KEVIN VOGEL | Arts, Etc. Editor
What kind of story could you tell in one minute? Could you make us laugh? How about cry? Could you blast a paradigm, present a life-changing idea or capture the essence of a generation?
This was the challenge put forth to 25 Indiana playwrights ahead of the first Basile Indianapolis One-Minute Play Festival this month.
The resulting works, ranging from comedic to poignant, abstract to metaphoric to shockingly real, were presented last weekend at the Phoenix Theatre.
Among the playwrights who contributed was Lauren Thorne, a Butler University theatre graduate who wrote and directed an hour-long play at Butler in December 2011.
One of her plays in this production told the story of a man’s awkward speed-dating experience, and the other was a very personal visualization of an artist giving up his artistic dreams for an unsatisfying day job.
“I wasn’t an artist. I was unemployed,” the actor said emphatically. The audience audibly sighed as the lights dimmed.
At first, the idea of a one-minute play might seem silly. But the almost 50 plays resonated powerfully with the audience.
The One-Minute Play Festival, an organization based in New York City, seeks to capture snapshots of American life on the community level through the language of theatre and coalesce those snapshots via the Internet into a panoramic that shows what it is like to live in America.
It seeks to show what we care about, what we think about and how we express ourselves.
This is a fantastic idea, and the power of these plays was palpable in the audience during the performance.
It was cathartic to see plays which addressed our real concerns. There were two or three plays which comically dealt with this year’s seemingly endless winter.
In one of these, a man makes his way across the stage toward a woman, only to be hampered by whistling actors who grabbed his legs, dragged him back and otherwise blocked him. When he finally made it to his seat next to the woman, he looked at her and said the words we in Indianapolis have said multiple times this winter: “I don’t think they plowed!”
Another play showed two women—one wearing a Butler cap—scrolling on their phones and hashing the Andrew Luck-versus-Peyton Manning debate, only to come across the news that there was a shooting on Purdue University’s campus.
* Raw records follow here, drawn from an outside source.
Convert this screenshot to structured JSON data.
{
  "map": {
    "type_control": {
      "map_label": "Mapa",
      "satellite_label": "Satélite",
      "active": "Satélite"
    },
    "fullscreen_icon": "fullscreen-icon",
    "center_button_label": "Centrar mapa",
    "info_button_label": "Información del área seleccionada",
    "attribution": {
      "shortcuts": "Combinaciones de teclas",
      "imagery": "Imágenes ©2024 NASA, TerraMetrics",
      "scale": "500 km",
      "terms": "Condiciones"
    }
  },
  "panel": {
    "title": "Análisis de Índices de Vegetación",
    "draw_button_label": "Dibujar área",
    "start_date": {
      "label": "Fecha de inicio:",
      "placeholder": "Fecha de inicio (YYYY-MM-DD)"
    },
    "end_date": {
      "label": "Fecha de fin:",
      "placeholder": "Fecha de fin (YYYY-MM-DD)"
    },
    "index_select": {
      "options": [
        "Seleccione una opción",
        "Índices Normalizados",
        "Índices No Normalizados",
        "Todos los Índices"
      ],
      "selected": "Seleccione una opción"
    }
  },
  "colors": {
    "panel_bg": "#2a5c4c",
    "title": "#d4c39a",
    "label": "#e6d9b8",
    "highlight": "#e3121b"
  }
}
This reference to the very real January shooting that claimed the life of a teaching assistant packed an emotional punch, but was brushed off by the actors who turned right back to sports.
Gay marriage, I-69 construction, relationship strife, scientific existential arguments and Kevin Costner receiving fellatio were other topics taken up by the playwrights.
Individually, some plays worked better than others. The good part about having one-minute plays is that the weaker ones are over pretty quick. But weak plays were definitely the minority here.
Taken together, the plays were a fascinating look into modern Indianapolis, and I believe they would resonate with a very broad audience because of the very relatable subject matters. Having to pack a lot of depth into one minute means most of the plays were very accessible.
The producing artistic director of the One-Minute Play Festival said people who were not able to see one of the performances last weekend will be able to view a recording online at www.livestream.com/newplay.
It was not posted as of press time.
There was one glaring problem with the format of the festival. Dramatic plays, especially ones that present complicated or troubling ideas, need time to breathe. In order for the audience to digest the plays, they need a period to reflect and think about what they have seen.
In this festival, the time between plays was not more than that needed to change the set.
Therefore, plays that needed breathing room lost some of their bite, which is a real shame, because one could tell the plays were well-crafted and important.
Their impact was diluted by plays that were easier to digest, like the comedies.
That said, the idea of the One-Minute Play Festival is beautiful. It not only supports living playwrights and encourages them to write about issues that affect them and their community, but it invites the community into the dialogue as well.
By accessing videos of other performances across the United States, theatre audiences can see many different points of view about issues that are important to our city, our society and our nation.
Anyone who was not able to see the performances should take advantage of the online recording when it is posted.